Learning Objective 2: 2. Participants will be able to evaluate key cardio-vascular and diabetes risk factors for the targeted population.

Background: Type 2 diabetes (T2D) is becoming more prevalent among female Latino populations. Lifestyle modifications to lose weight and increase physical activity have been shown in national studies to reduce the development of T2D by 58%. Increasing cardiovascular health can further decrease the risk of being diagnosed with T2D by 32%. No outcomes-based program exists for Latino women diagnosed as high-risk for developing T2D living in a South Texas urban setting (> 300,000). A 12-week community-based lifestyle program was pilot tested and implemented with 2 cohorts of women. Purpose/Aim:  To report findings on diabetes and cardiovascular risk factors and wellness health behaviors following a community-based multi-level lifestyle program with Latino women identified as high risk for developing T2D. Methods:  A pre-and post-test study design was used to assess HgA1C, blood pressure, BMI, waist- to-hip ratio, Hettler’s six dimensions of wellness health behaviors (social, occupational, intellectual, emotional, physical and spiritual), and average daily walking steps.

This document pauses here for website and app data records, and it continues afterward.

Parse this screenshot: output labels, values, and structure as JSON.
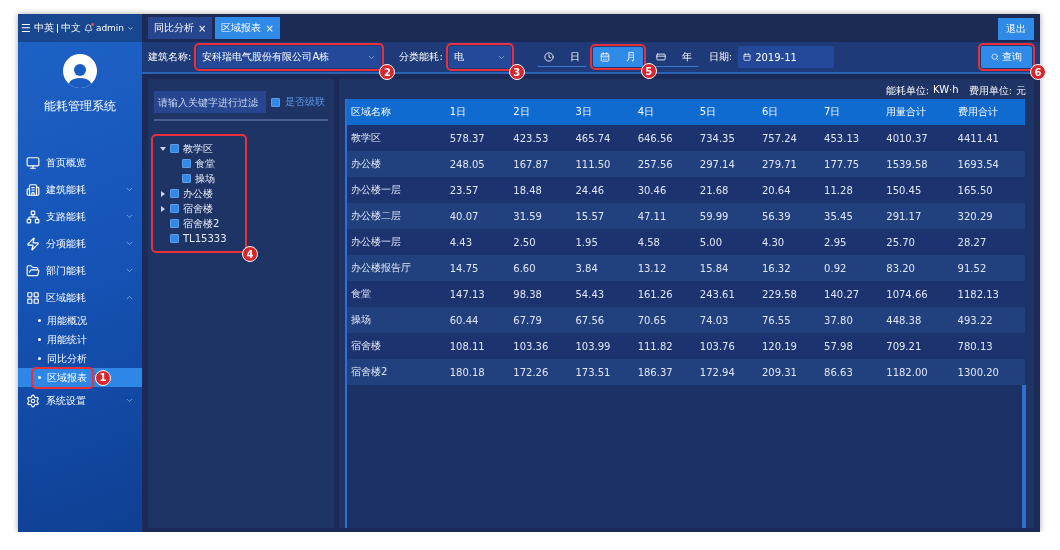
{
  "header": {
    "menu_icon": "☰",
    "language": [
      "中英",
      "中文"
    ],
    "user": "admin",
    "notification": true
  },
  "tabs": [
    {
      "label": "同比分析",
      "close": "×",
      "selected": false
    },
    {
      "label": "区域报表",
      "close": "×",
      "selected": true
    }
  ],
  "logout": "退出",
  "sidebar": {
    "title": "能耗管理系统",
    "items": [
      {
        "label": "首页概览",
        "kind": "link"
      },
      {
        "label": "建筑能耗",
        "kind": "group",
        "expanded": false
      },
      {
        "label": "支路能耗",
        "kind": "group",
        "expanded": false
      },
      {
        "label": "分项能耗",
        "kind": "group",
        "expanded": false
      },
      {
        "label": "部门能耗",
        "kind": "group",
        "expanded": false
      },
      {
        "label": "区域能耗",
        "kind": "group",
        "expanded": true,
        "children": [
          {
            "label": "用能概况",
            "selected": false
          },
          {
            "label": "用能统计",
            "selected": false
          },
          {
            "label": "同比分析",
            "selected": false
          },
          {
            "label": "区域报表",
            "selected": true,
            "annotation": "1"
          }
        ]
      },
      {
        "label": "系统设置",
        "kind": "group",
        "expanded": false
      }
    ]
  },
  "filters": {
    "building_label": "建筑名称:",
    "building_value": "安科瑞电气股份有限公司A栋",
    "building_annotation": "2",
    "category_label": "分类能耗:",
    "category_value": "电",
    "category_annotation": "3",
    "periods": [
      {
        "label": "日",
        "selected": false
      },
      {
        "label": "月",
        "selected": true,
        "annotation": "5"
      },
      {
        "label": "年",
        "selected": false
      }
    ],
    "date_label": "日期:",
    "date_value": "2019-11",
    "query": "查询",
    "query_annotation": "6"
  },
  "tree_panel": {
    "search": {
      "placeholder": "请输入关键字进行过滤"
    },
    "cascade": {
      "label": "是否级联",
      "checked": true
    },
    "annotation": "4",
    "tree": [
      {
        "label": "教学区",
        "checked": true,
        "expanded": true,
        "children": [
          {
            "label": "食堂",
            "checked": true
          },
          {
            "label": "操场",
            "checked": true
          }
        ]
      },
      {
        "label": "办公楼",
        "checked": true,
        "expanded": false
      },
      {
        "label": "宿舍楼",
        "checked": true,
        "expanded": false
      },
      {
        "label": "宿舍楼2",
        "checked": true
      },
      {
        "label": "TL15333",
        "checked": true
      }
    ]
  },
  "units": [
    {
      "label": "能耗单位:",
      "value": "KW·h"
    },
    {
      "label": "费用单位:",
      "value": "元"
    }
  ],
  "table": {
    "columns": [
      "区域名称",
      "1日",
      "2日",
      "3日",
      "4日",
      "5日",
      "6日",
      "7日",
      "用量合计",
      "费用合计"
    ],
    "rows": [
      [
        "教学区",
        "578.37",
        "423.53",
        "465.74",
        "646.56",
        "734.35",
        "757.24",
        "453.13",
        "4010.37",
        "4411.41"
      ],
      [
        "办公楼",
        "248.05",
        "167.87",
        "111.50",
        "257.56",
        "297.14",
        "279.71",
        "177.75",
        "1539.58",
        "1693.54"
      ],
      [
        "办公楼一层",
        "23.57",
        "18.48",
        "24.46",
        "30.46",
        "21.68",
        "20.64",
        "11.28",
        "150.45",
        "165.50"
      ],
      [
        "办公楼二层",
        "40.07",
        "31.59",
        "15.57",
        "47.11",
        "59.99",
        "56.39",
        "35.45",
        "291.17",
        "320.29"
      ],
      [
        "办公楼一层",
        "4.43",
        "2.50",
        "1.95",
        "4.58",
        "5.00",
        "4.30",
        "2.95",
        "25.70",
        "28.27"
      ],
      [
        "办公楼报告厅",
        "14.75",
        "6.60",
        "3.84",
        "13.12",
        "15.84",
        "16.32",
        "0.92",
        "83.20",
        "91.52"
      ],
      [
        "食堂",
        "147.13",
        "98.38",
        "54.43",
        "161.26",
        "243.61",
        "229.58",
        "140.27",
        "1074.66",
        "1182.13"
      ],
      [
        "操场",
        "60.44",
        "67.79",
        "67.56",
        "70.65",
        "74.03",
        "76.55",
        "37.80",
        "448.38",
        "493.22"
      ],
      [
        "宿舍楼",
        "108.11",
        "103.36",
        "103.99",
        "111.82",
        "103.76",
        "120.19",
        "57.98",
        "709.21",
        "780.13"
      ],
      [
        "宿舍楼2",
        "180.18",
        "172.26",
        "173.51",
        "186.37",
        "172.94",
        "209.31",
        "86.63",
        "1182.00",
        "1300.20"
      ]
    ]
  }
}
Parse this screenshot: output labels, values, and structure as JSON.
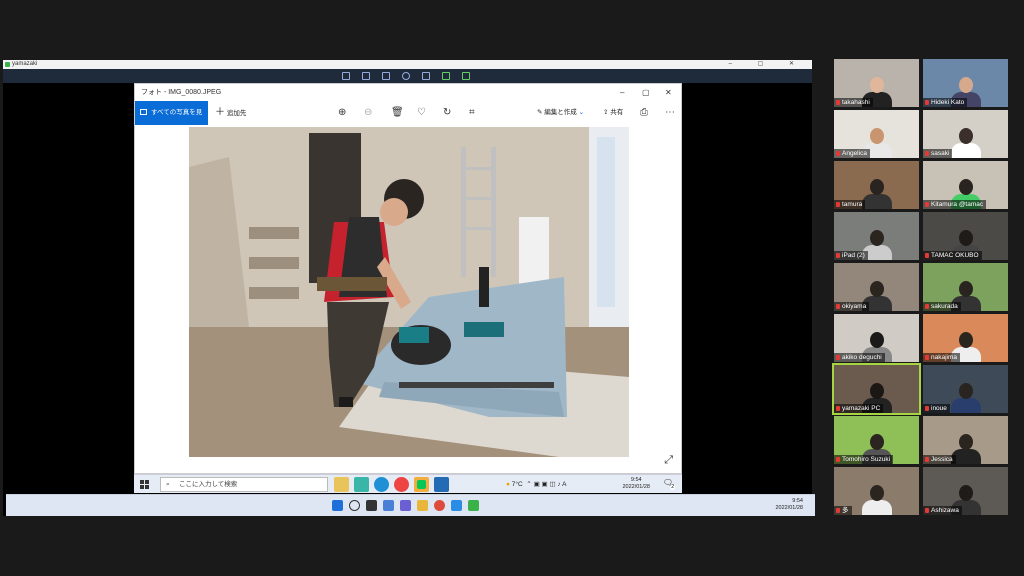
{
  "share": {
    "window_title": "yamazaki",
    "controls": "–  ▢  ✕"
  },
  "photos": {
    "title": "フォト - IMG_0080.JPEG",
    "all_photos": "すべての写真を見る",
    "add_to": "追加先",
    "edit_create": "編集と作成",
    "share": "共有"
  },
  "inner_taskbar": {
    "search_placeholder": "ここに入力して検索",
    "weather": "7°C",
    "ime": "A",
    "time": "9:54",
    "date": "2022/01/28",
    "notif": "2"
  },
  "outer_taskbar": {
    "time": "9:54",
    "date": "2022/01/28"
  },
  "participants": [
    {
      "name": "takahashi"
    },
    {
      "name": "Hideki Kato"
    },
    {
      "name": "Angelica"
    },
    {
      "name": "sasaki"
    },
    {
      "name": "tamura"
    },
    {
      "name": "Kitamura @tamac"
    },
    {
      "name": "iPad (2)"
    },
    {
      "name": "TAMAC OKUBO"
    },
    {
      "name": "okiyama"
    },
    {
      "name": "sakurada"
    },
    {
      "name": "akiko deguchi"
    },
    {
      "name": "nakajima"
    },
    {
      "name": "yamazaki PC"
    },
    {
      "name": "inoue"
    },
    {
      "name": "Tomohiro Suzuki"
    },
    {
      "name": "Jessica"
    },
    {
      "name": "多"
    },
    {
      "name": "Ashizawa"
    }
  ]
}
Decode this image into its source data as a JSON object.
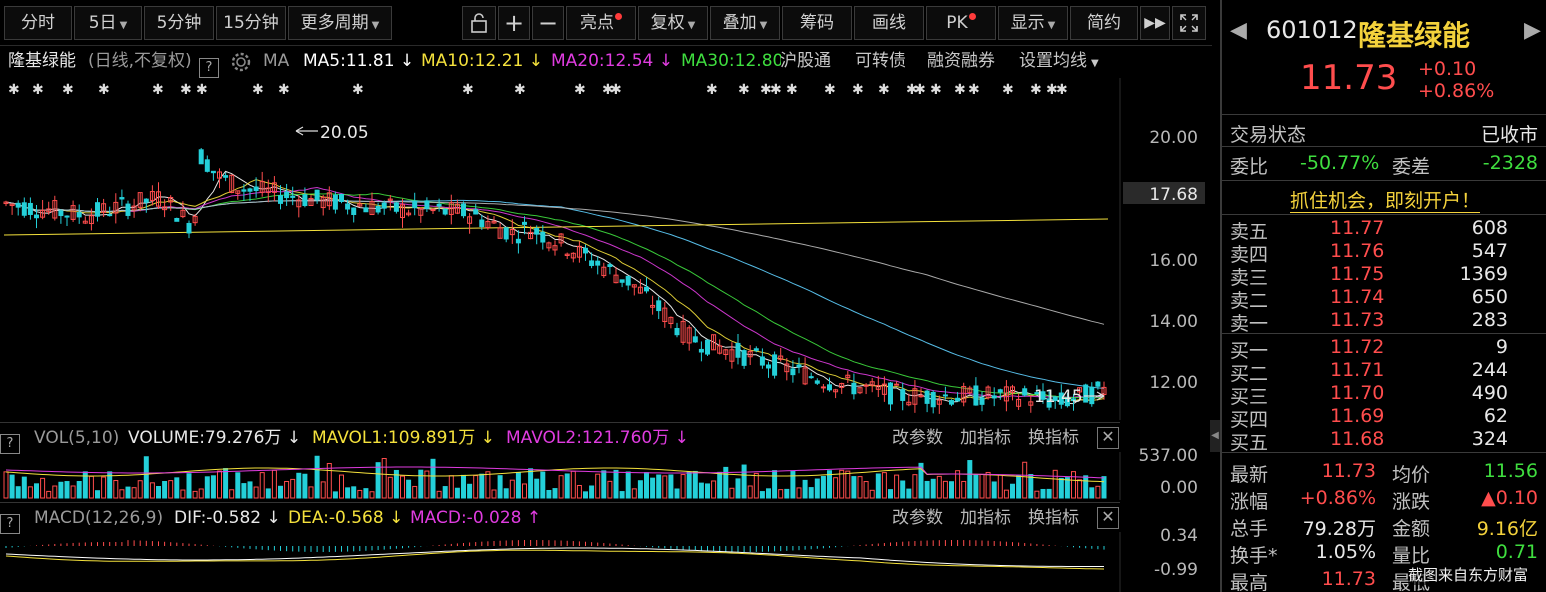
{
  "toolbar": {
    "items": [
      "分时",
      "5日",
      "5分钟",
      "15分钟",
      "更多周期"
    ],
    "icons": [
      "lock-icon",
      "plus-icon",
      "minus-icon"
    ],
    "right": [
      "亮点",
      "复权",
      "叠加",
      "筹码",
      "画线",
      "PK",
      "显示",
      "简约"
    ]
  },
  "info": {
    "name": "隆基绿能",
    "mode": "(日线,不复权)",
    "q": "?",
    "ma": "MA",
    "ma5": "MA5:11.81",
    "ma10": "MA10:12.21",
    "ma20": "MA20:12.54",
    "ma30": "MA30:12.80",
    "arrow": "↓",
    "links": [
      "沪股通",
      "可转债",
      "融资融券",
      "设置均线"
    ]
  },
  "chart": {
    "high_label": "20.05",
    "low_label": "11.45",
    "current_price_tag": "17.68",
    "y_ticks": [
      "20.00",
      "16.00",
      "14.00",
      "12.00"
    ]
  },
  "vol": {
    "q": "?",
    "title": "VOL(5,10)",
    "volume": "VOLUME:79.276万",
    "mavol1": "MAVOL1:109.891万",
    "mavol2": "MAVOL2:121.760万",
    "arrow": "↓",
    "actions": [
      "改参数",
      "加指标",
      "换指标"
    ],
    "y_ticks": [
      "537.00",
      "0.00"
    ]
  },
  "macd": {
    "q": "?",
    "title": "MACD(12,26,9)",
    "dif": "DIF:-0.582",
    "dea": "DEA:-0.568",
    "macd": "MACD:-0.028",
    "down": "↓",
    "up": "↑",
    "actions": [
      "改参数",
      "加指标",
      "换指标"
    ],
    "y_ticks": [
      "0.34",
      "-0.99"
    ]
  },
  "quote": {
    "code": "601012",
    "name": "隆基绿能",
    "price": "11.73",
    "change": "+0.10",
    "change_pct": "+0.86%",
    "status_label": "交易状态",
    "status": "已收市",
    "wb_label": "委比",
    "wb": "-50.77%",
    "wc_label": "委差",
    "wc": "-2328",
    "promo": "抓住机会，即刻开户！",
    "asks": [
      {
        "label": "卖五",
        "price": "11.77",
        "vol": "608"
      },
      {
        "label": "卖四",
        "price": "11.76",
        "vol": "547"
      },
      {
        "label": "卖三",
        "price": "11.75",
        "vol": "1369"
      },
      {
        "label": "卖二",
        "price": "11.74",
        "vol": "650"
      },
      {
        "label": "卖一",
        "price": "11.73",
        "vol": "283"
      }
    ],
    "bids": [
      {
        "label": "买一",
        "price": "11.72",
        "vol": "9"
      },
      {
        "label": "买二",
        "price": "11.71",
        "vol": "244"
      },
      {
        "label": "买三",
        "price": "11.70",
        "vol": "490"
      },
      {
        "label": "买四",
        "price": "11.69",
        "vol": "62"
      },
      {
        "label": "买五",
        "price": "11.68",
        "vol": "324"
      }
    ],
    "stats": [
      {
        "l1": "最新",
        "v1": "11.73",
        "c1": "red",
        "l2": "均价",
        "v2": "11.56",
        "c2": "green"
      },
      {
        "l1": "涨幅",
        "v1": "+0.86%",
        "c1": "red",
        "l2": "涨跌",
        "v2": "▲0.10",
        "c2": "red"
      },
      {
        "l1": "总手",
        "v1": "79.28万",
        "c1": "white",
        "l2": "金额",
        "v2": "9.16亿",
        "c2": "yellow"
      },
      {
        "l1": "换手*",
        "v1": "1.05%",
        "c1": "white",
        "l2": "量比",
        "v2": "0.71",
        "c2": "green"
      },
      {
        "l1": "最高",
        "v1": "11.73",
        "c1": "red",
        "l2": "最低",
        "v2": "",
        "c2": "green"
      }
    ],
    "watermark": "截图来自东方财富"
  },
  "colors": {
    "up": "#ff4d4d",
    "down": "#24d0d9",
    "ma5": "#ffffff",
    "ma10": "#f4e13c",
    "ma20": "#e03ce0",
    "ma30": "#3fde3f"
  }
}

The program consisted of motivational interviewing and counseling, physical activity classes and lifestyle modification classes based on each woman’s Hettler health behavior inventory results. Results: Fifty-nine women with a mean age of 58 years completed the 12-week program. Paired t-tests revealed that women (at the end of 3 months) showed significant reductions in diabetes and cardiovascular total risk scores. The performance of health behaviors significantly increased during the program. Women on average walked 7,000 steps per day, suggesting a “moderately active” population. Implications: The short-term effects are promising at 3 months post-test measurement.  However this time period is likely not enough time to maintain behaviors on a long-term basis. Six and twelve month measures are recommended in future studies. Social support and empowerment through physical activity were identified and recommended as additional strategies to use with this targeted population.